The immediate and enduring success of Lehar's operettas is due in part to his nostalgic backward gaze. He composed in an era when Vienna, classical music, and the world were in transition. For people like the tradition-loving Austrian haut bourgeoisie, these were terrifying times: Industrialization had fundamentally changed the pace and texture of city life. Wagner's music-dramas and esthetic philosophy, once controversial, had long since revolutionized the opera stage and pointed the way toward new musical styles. Freud's ideas were beginning to attract notice. The year after the premiere of The Merry Widow, composer Richard Strauss unleashed his shocking adaptation of Oscar Wilde's Salome upon the world of opera. The blithe gaiety of widow Hanna Glawari's world, like that inhabited by operetta characters stretching back to Die Fledermaus, could not be further from all that. She and her stage-mates, elegant grown-ups all, behave like high school students scheming and double-crossing each other before prom night.
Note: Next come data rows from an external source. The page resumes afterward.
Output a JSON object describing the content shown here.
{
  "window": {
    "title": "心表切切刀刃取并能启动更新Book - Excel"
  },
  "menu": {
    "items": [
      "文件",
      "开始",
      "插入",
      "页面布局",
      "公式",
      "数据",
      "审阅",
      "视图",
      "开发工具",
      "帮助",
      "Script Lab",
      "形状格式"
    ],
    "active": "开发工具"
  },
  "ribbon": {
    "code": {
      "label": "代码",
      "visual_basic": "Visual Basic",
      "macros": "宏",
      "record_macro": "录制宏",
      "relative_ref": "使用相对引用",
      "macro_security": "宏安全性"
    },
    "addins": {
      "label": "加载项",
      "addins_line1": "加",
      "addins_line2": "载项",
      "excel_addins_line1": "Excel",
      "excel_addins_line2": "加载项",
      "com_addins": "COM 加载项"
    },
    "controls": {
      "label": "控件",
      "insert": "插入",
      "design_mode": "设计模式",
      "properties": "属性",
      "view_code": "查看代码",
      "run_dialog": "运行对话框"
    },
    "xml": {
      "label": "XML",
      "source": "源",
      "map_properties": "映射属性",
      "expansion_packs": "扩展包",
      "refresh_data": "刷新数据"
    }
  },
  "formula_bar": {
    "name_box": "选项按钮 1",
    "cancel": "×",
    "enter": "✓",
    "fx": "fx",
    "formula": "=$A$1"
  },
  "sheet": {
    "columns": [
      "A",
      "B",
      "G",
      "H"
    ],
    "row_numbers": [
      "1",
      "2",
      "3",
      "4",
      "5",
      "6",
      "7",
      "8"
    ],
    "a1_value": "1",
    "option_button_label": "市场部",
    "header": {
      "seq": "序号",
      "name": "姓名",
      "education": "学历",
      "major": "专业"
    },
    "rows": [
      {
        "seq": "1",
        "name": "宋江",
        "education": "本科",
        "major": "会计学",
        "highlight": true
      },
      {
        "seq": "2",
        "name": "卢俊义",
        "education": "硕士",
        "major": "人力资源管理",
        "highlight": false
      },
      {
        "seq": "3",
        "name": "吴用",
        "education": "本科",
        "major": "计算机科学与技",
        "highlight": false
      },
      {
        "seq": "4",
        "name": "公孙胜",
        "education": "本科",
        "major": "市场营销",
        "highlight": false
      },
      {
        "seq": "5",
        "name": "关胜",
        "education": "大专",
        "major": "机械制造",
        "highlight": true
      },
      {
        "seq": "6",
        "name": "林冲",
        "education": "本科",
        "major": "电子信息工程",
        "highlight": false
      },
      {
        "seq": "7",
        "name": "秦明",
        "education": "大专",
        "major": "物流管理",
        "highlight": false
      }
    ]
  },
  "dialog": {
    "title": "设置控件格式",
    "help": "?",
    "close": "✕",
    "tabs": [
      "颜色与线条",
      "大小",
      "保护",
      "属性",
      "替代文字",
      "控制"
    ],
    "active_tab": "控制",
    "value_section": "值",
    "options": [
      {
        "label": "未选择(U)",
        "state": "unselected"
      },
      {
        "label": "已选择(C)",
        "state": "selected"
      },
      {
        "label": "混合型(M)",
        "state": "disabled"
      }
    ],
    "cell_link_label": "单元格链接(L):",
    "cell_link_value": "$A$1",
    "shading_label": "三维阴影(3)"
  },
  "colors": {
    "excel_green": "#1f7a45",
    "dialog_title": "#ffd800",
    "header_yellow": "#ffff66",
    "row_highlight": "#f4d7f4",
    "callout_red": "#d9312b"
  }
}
But the dramatic conceit upon which The Merry Widow rests is not without substance. Hanna Glawari, our heroine, returns to Pontevedro and to the suitor who rejected her when she was young and poor, but now she is a glamorous, still-youthful widow of enormous wealth…so rich, in fact, that she could single-handedly solve her homeland's fiscal crisis — if only she would marry one of its citizens. In the hands of the Swiss writer Friedrich Dürrenmatt, this premise became a fascinating study in the nature of conscience and complicity, as the returning rich widow demanded the execution of her young seducer. Dürrenmatt's stage treatment became the chilling 1964 feature film The Visit, starring Ingrid Bergman and Anthony Quinn. Before that came the Marx Brothers' anarchic 1933 satire Duck Soup, in which the rich widow is Mrs. Teasdale, played by the majestically naive Margaret Dumont. Will Mrs. Teasdale's millions save the tiny republic of Freedonia? Perhaps — if the war triggered by her rival suitors doesn't destroy it first.